MATERIAL PROVIDED:
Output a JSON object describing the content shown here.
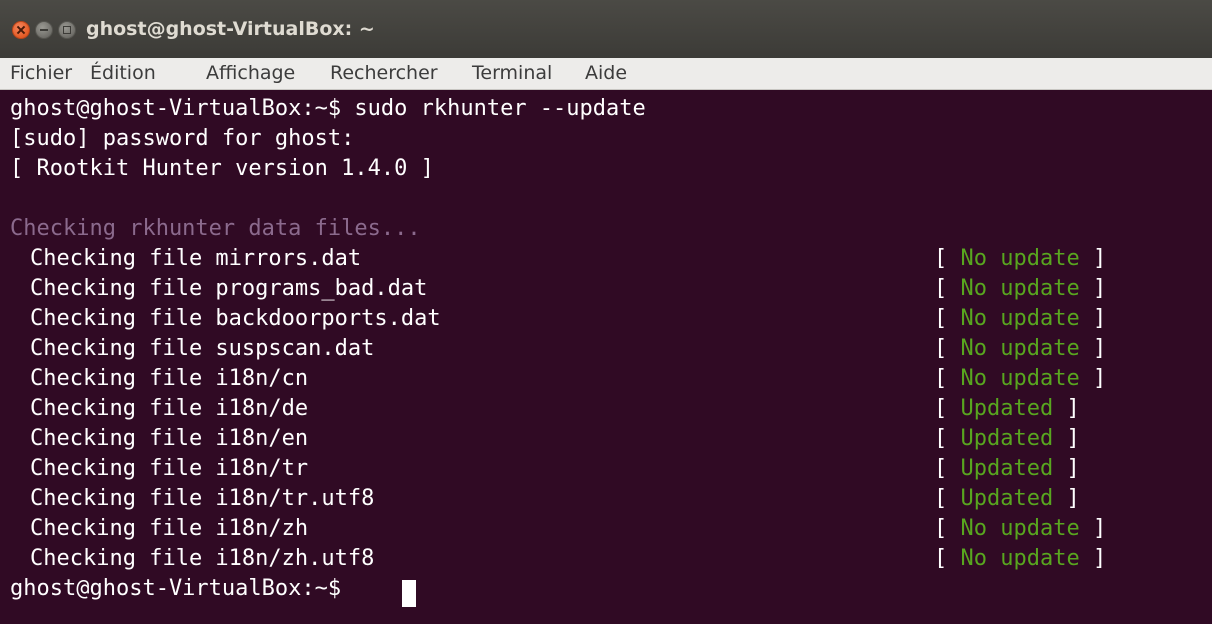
{
  "window": {
    "title": "ghost@ghost-VirtualBox: ~",
    "buttons": [
      "close-icon",
      "minimize-icon",
      "maximize-icon"
    ]
  },
  "menu": {
    "items": [
      "Fichier",
      "Édition",
      "Affichage",
      "Rechercher",
      "Terminal",
      "Aide"
    ]
  },
  "terminal": {
    "colors": {
      "background": "#300a24",
      "foreground": "#ffffff",
      "dim": "#8b6a8d",
      "green": "#58a61f"
    },
    "lines": [
      "ghost@ghost-VirtualBox:~$ sudo rkhunter --update",
      "[sudo] password for ghost:",
      "[ Rootkit Hunter version 1.4.0 ]",
      "",
      "Checking rkhunter data files..."
    ],
    "files": [
      {
        "label": "Checking file mirrors.dat",
        "status": "No update"
      },
      {
        "label": "Checking file programs_bad.dat",
        "status": "No update"
      },
      {
        "label": "Checking file backdoorports.dat",
        "status": "No update"
      },
      {
        "label": "Checking file suspscan.dat",
        "status": "No update"
      },
      {
        "label": "Checking file i18n/cn",
        "status": "No update"
      },
      {
        "label": "Checking file i18n/de",
        "status": "Updated"
      },
      {
        "label": "Checking file i18n/en",
        "status": "Updated"
      },
      {
        "label": "Checking file i18n/tr",
        "status": "Updated"
      },
      {
        "label": "Checking file i18n/tr.utf8",
        "status": "Updated"
      },
      {
        "label": "Checking file i18n/zh",
        "status": "No update"
      },
      {
        "label": "Checking file i18n/zh.utf8",
        "status": "No update"
      }
    ],
    "prompt": "ghost@ghost-VirtualBox:~$",
    "bracket_open": "[ ",
    "bracket_close": " ]"
  }
}
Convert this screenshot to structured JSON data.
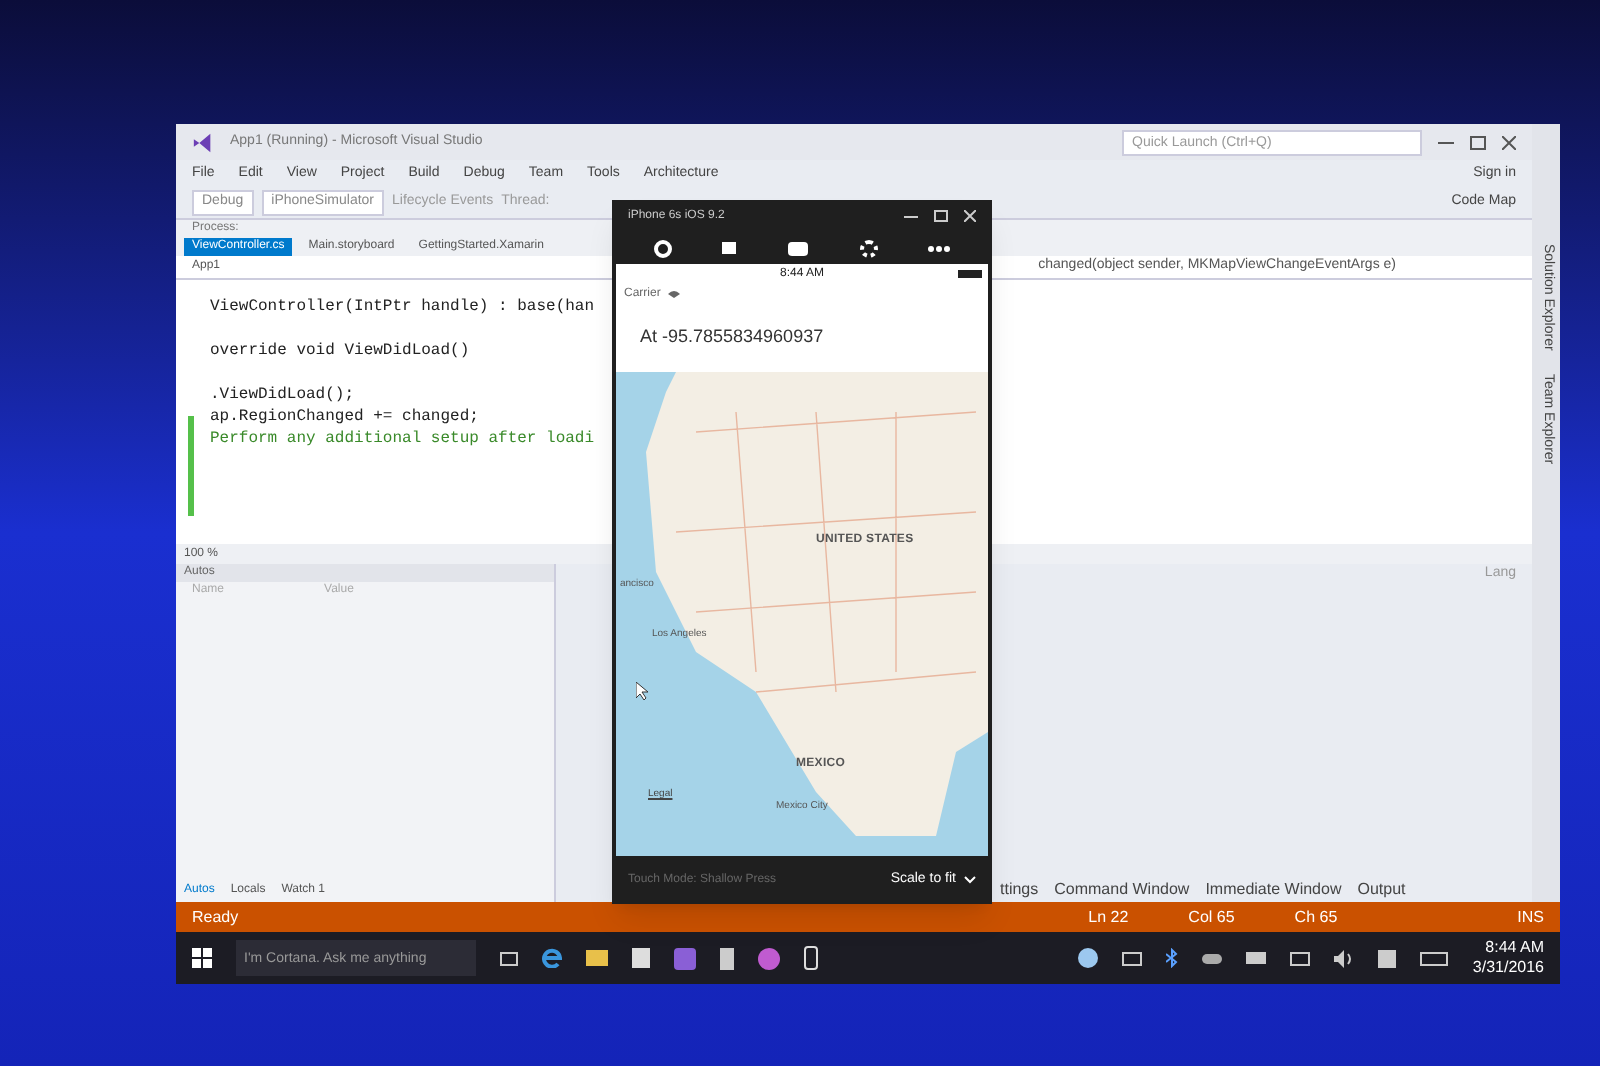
{
  "vs": {
    "title": "App1 (Running) - Microsoft Visual Studio",
    "quick_launch": {
      "placeholder": "Quick Launch (Ctrl+Q)"
    },
    "sign_in": "Sign in",
    "menu": [
      "File",
      "Edit",
      "View",
      "Project",
      "Build",
      "Debug",
      "Team",
      "Tools",
      "Architecture"
    ],
    "toolbar": {
      "configuration": "Debug",
      "platform": "iPhoneSimulator",
      "lifecycle": "Lifecycle Events",
      "thread": "Thread:",
      "process": "Process:",
      "code_map": "Code Map"
    },
    "tabs": [
      {
        "label": "ViewController.cs",
        "selected": true
      },
      {
        "label": "Main.storyboard",
        "selected": false
      },
      {
        "label": "GettingStarted.Xamarin",
        "selected": false
      }
    ],
    "nav": {
      "left": "App1",
      "right": "changed(object sender, MKMapViewChangeEventArgs e)"
    },
    "code": [
      {
        "kind": "plain",
        "text": "ViewController(IntPtr handle) : base(han"
      },
      {
        "kind": "blank"
      },
      {
        "kind": "plain",
        "text": "override void ViewDidLoad()"
      },
      {
        "kind": "blank"
      },
      {
        "kind": "plain",
        "text": ".ViewDidLoad();"
      },
      {
        "kind": "plain",
        "text": "ap.RegionChanged += changed;"
      },
      {
        "kind": "comment",
        "text": "Perform any additional setup after loadi"
      }
    ],
    "zoom": "100 %",
    "autos": {
      "title": "Autos",
      "columns": [
        "Name",
        "Value"
      ],
      "tabs": [
        {
          "label": "Autos",
          "selected": true
        },
        {
          "label": "Locals",
          "selected": false
        },
        {
          "label": "Watch 1",
          "selected": false
        }
      ]
    },
    "lower_right": {
      "label": "Lang",
      "tabs": [
        "ttings",
        "Command Window",
        "Immediate Window",
        "Output"
      ]
    },
    "side_tabs": [
      "Solution Explorer",
      "Team Explorer"
    ],
    "status": {
      "ready": "Ready",
      "line": "Ln 22",
      "col": "Col 65",
      "ch": "Ch 65",
      "mode": "INS"
    }
  },
  "simulator": {
    "title": "iPhone 6s iOS 9.2",
    "carrier": "Carrier",
    "time": "8:44 AM",
    "location": "At -95.7855834960937",
    "map_labels": [
      {
        "kind": "country",
        "text": "UNITED STATES"
      },
      {
        "kind": "city",
        "text": "ancisco"
      },
      {
        "kind": "city",
        "text": "Los Angeles"
      },
      {
        "kind": "country",
        "text": "MEXICO"
      },
      {
        "kind": "city",
        "text": "Mexico City"
      },
      {
        "kind": "legal",
        "text": "Legal"
      }
    ],
    "touch_mode": "Touch Mode: Shallow Press",
    "scale": "Scale to fit"
  },
  "taskbar": {
    "search": {
      "placeholder": "I'm Cortana. Ask me anything"
    },
    "time": "8:44 AM",
    "date": "3/31/2016"
  }
}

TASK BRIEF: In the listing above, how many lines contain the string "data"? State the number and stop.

TASK RESPONSE: 2